otherwise specified, all due dates are by the beginning of class on the day
Read up to
page 14 in
Delivery. McGraw & Hubbard's Principles.
Exercise I: Exploring Real Technical Rhetoric in your own major or profession.
Week 2: 1/26-30/09
Turn in results of exercise 1.
Audience and Purpose Assessment
Content Management Systems
Exercise 2: Explore Creative Commons Copyright info.
. Discuss the question of "Intellectual Property" in technical writing:
Week 3: 2/2-6/09
Exercise 2 results due.
Read pages 76-77 in Textbook.
Ethics (pages 17-20, 402, and 412-414 in Textbook)
Copyright and Intellectual Property (396-7)
Plagiarism (p. 429-432 in Textbook)
Intro Usability and User Testing (Instructions)
Read pages 438-443 in Textbook.
Intro: Focus Groups: Project TRIM & Collaboratory. Read p. 49 of Textbook. Read page 406 of Textbook.
Exercise 3: Prepare a subject proposal for your TRIM project, including a SWOT analysis of your project.
Week 4: 2/9-13/09
Exercise 3 due.
Read pages 15-23 and 30-32 in Textbook.

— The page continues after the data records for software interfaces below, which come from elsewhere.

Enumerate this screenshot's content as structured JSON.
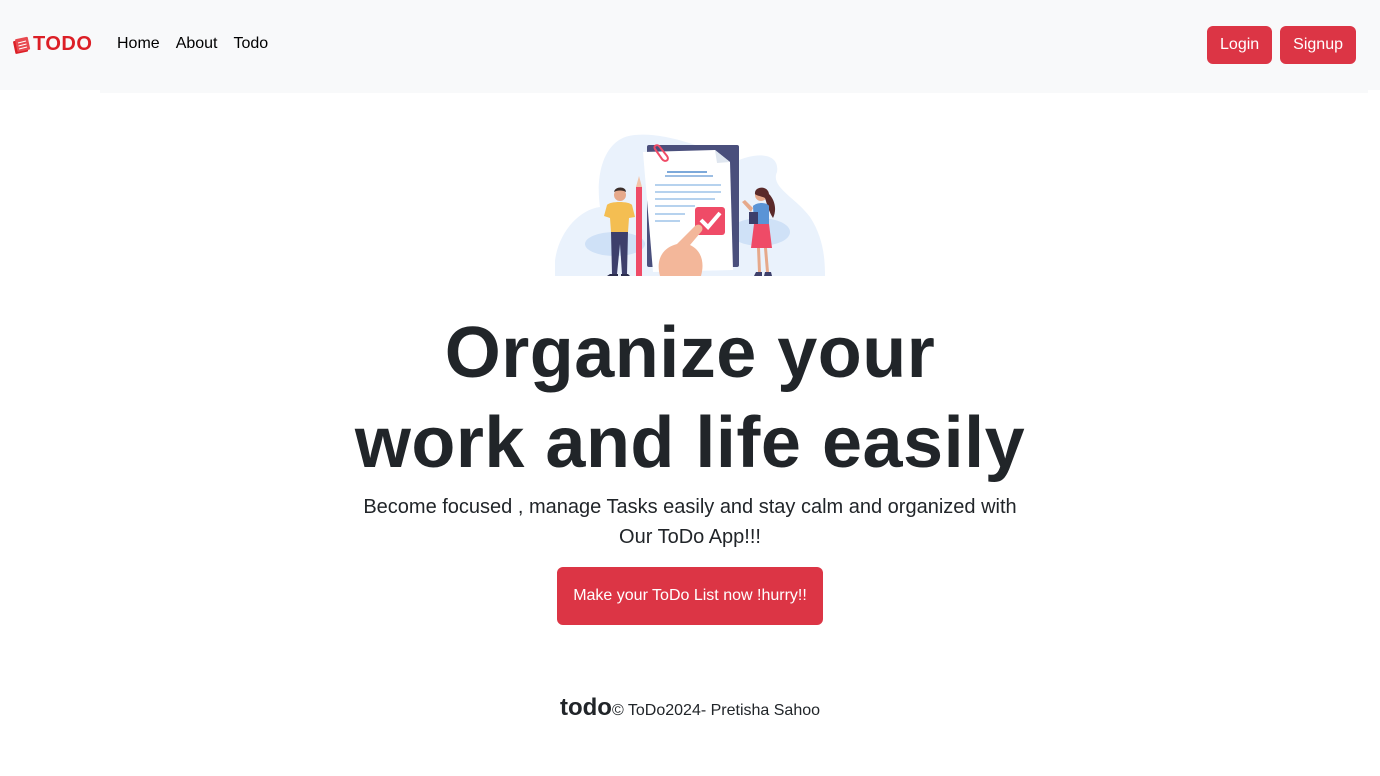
{
  "navbar": {
    "brand": "TODO",
    "links": [
      "Home",
      "About",
      "Todo"
    ],
    "login_label": "Login",
    "signup_label": "Signup"
  },
  "hero": {
    "image_icon": "todo-checklist-illustration",
    "headline_line1": "Organize your",
    "headline_line2": "work and life easily",
    "lead": "Become focused , manage Tasks easily and stay calm and organized with Our ToDo App!!!",
    "cta_label": "Make your ToDo List now !hurry!!"
  },
  "footer": {
    "brand": "todo",
    "copyright": "© ToDo2024- Pretisha Sahoo"
  },
  "colors": {
    "accent": "#dc3545",
    "brand": "#dc1f26",
    "navbar_bg": "#f8f9fa",
    "text": "#212529"
  }
}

The "Who Cares?" test.
Week 5: 2/16-20/09
Technical Rhetoric: Read pages 24-43 in Textbook.
Stages in the Writing Process

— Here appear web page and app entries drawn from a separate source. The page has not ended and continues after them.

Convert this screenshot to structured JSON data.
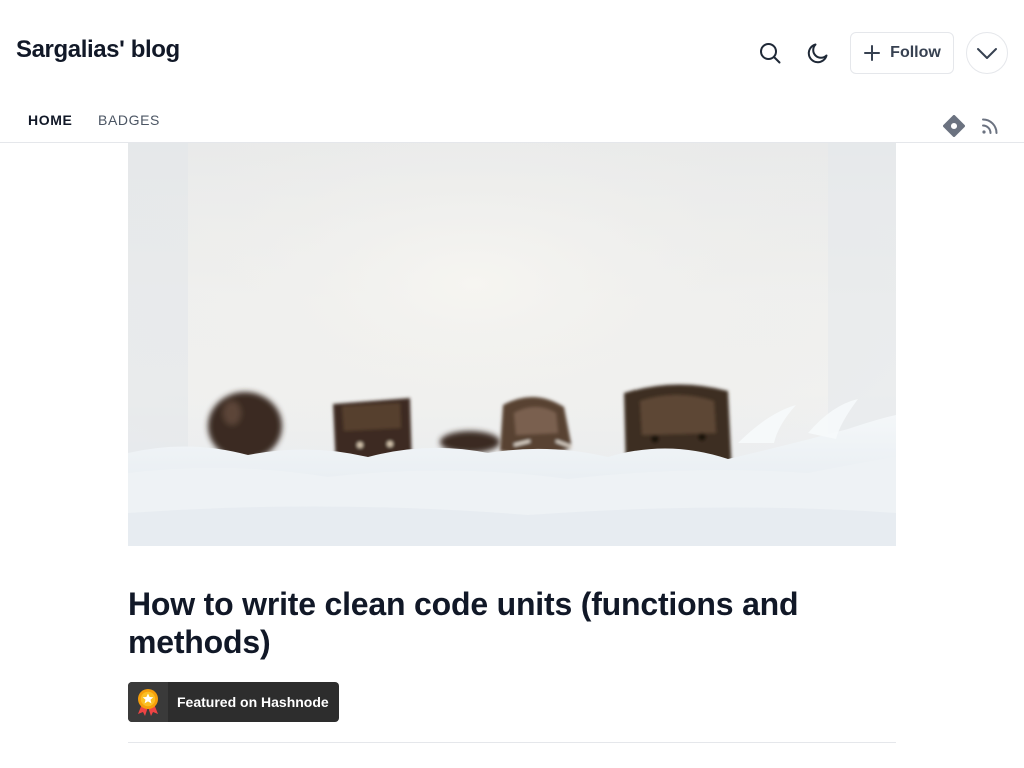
{
  "header": {
    "blog_title": "Sargalias' blog",
    "follow_label": "Follow",
    "icons": [
      "search-icon",
      "moon-icon",
      "plus-icon",
      "chevron-down-icon"
    ]
  },
  "nav": {
    "items": [
      {
        "label": "HOME",
        "active": true
      },
      {
        "label": "BADGES",
        "active": false
      }
    ],
    "icons": [
      "hashnode-icon",
      "rss-icon"
    ]
  },
  "article": {
    "title": "How to write clean code units (functions and methods)",
    "featured_badge": "Featured on Hashnode"
  },
  "colors": {
    "text": "#111827",
    "muted": "#4b5563",
    "border": "#e5e7eb",
    "badge_bg": "#2d2d2d",
    "badge_accent": "#f59e0b"
  }
}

Style Sheets and Templates
Exercise 4 Analyze Secret Work as a technical document (instructions), based on pps. 76-77 of textbook.
Week 6: 2/23-27/09
Exercise 4 due.
Read pages 156-216 and 434-435 in Textbook
Intro Usability-Test Progress Report (Instructions)
Other themes to be announced.
Doc Usability Test Design
Week 7: 3/2-6/09
Intro Project assessment memos:
Read pages 120-124 in Textbook.
Read How to Write a Memorandum.
Project management visuals
Read pages 345-346 in Textbook.
Week 8: 3/9-13/09
Due: Usability-test Progress Reports and Project Assessment Memo #1.
Read pages 44-52 and 244-251 in Textbook.
Teamwork and Collaboration
Tools and Technologies
Writing for Regulated Environments
Equality, diversity and workplace writing. Explore GLSEN website and "Coming Out from Behind the Badge."
Exercise 5:(collective report): What is the situation of GLBT persons in your chosen career field?
Intro Web Analysis Project (due Week 14)
SPRING BREAK 3/16-20/09
Week 9: 3/23-27/09
Exercise 5 due.
Intro Proposal Project. Refresher on SWOT analysis.
Read pages 146-155 in Textbook.
Workplace writing. Management / labor / Professional / Occupational communications.
Week 10: 3/30/09-4/3/09
Reread pages 44-47, read pages 53-73 in Textbook.
Technical Document Types
Blogs and Wikis
Email and attachments
Frequently Asked Questions (FAQs)
Exercise 6. In your team, research labor writing in your field or profession. Team report due in two weeks.
Week 11: 4/6-8/09
Due: Project TRIM materials.
Read pages 78-119 in Textbook.
Job Search documents
Lab and Field Notebooks
Exercise 7: Prepare your own résumé.
Week 12: 4/13-17/09
Due: Exercise 6 report on labor communication in your field or profession.
Read pages 125-141 of Textbook.
Exercise 8: Prepare a press release about something your team, organization, club, group, church, or other organization is doing. For full credit, send it to the El Paso Times, the Prospector, KTEP-FM, or other appropriate media. (Note that you must have the approval of the organization to actually send the release to the media!)
Week 13: 4/20-24/09
Due: Exercise 8 (Press release).
1. Multimedia: Read pages 329-30 in Textbook
Exercise 9 Complete NLC Open Learning Course: Multimedia this week. Class may take place in computer lab.
Week 14: 4/27/09-5/1/09
Due: Web Analysis Report on a work-related website in your major.
Read pages 142-145, 217-222, and 252-262 in Textbook.
Exercise 10: Read "The Cover Letter," and then prepare a cover letter for your résumé, addressed to your dream-employer.
Week 15: 5/4-7/09
Due: Proposal Project and Project Assessment Memo #3.
Wrapup. Student evaluations.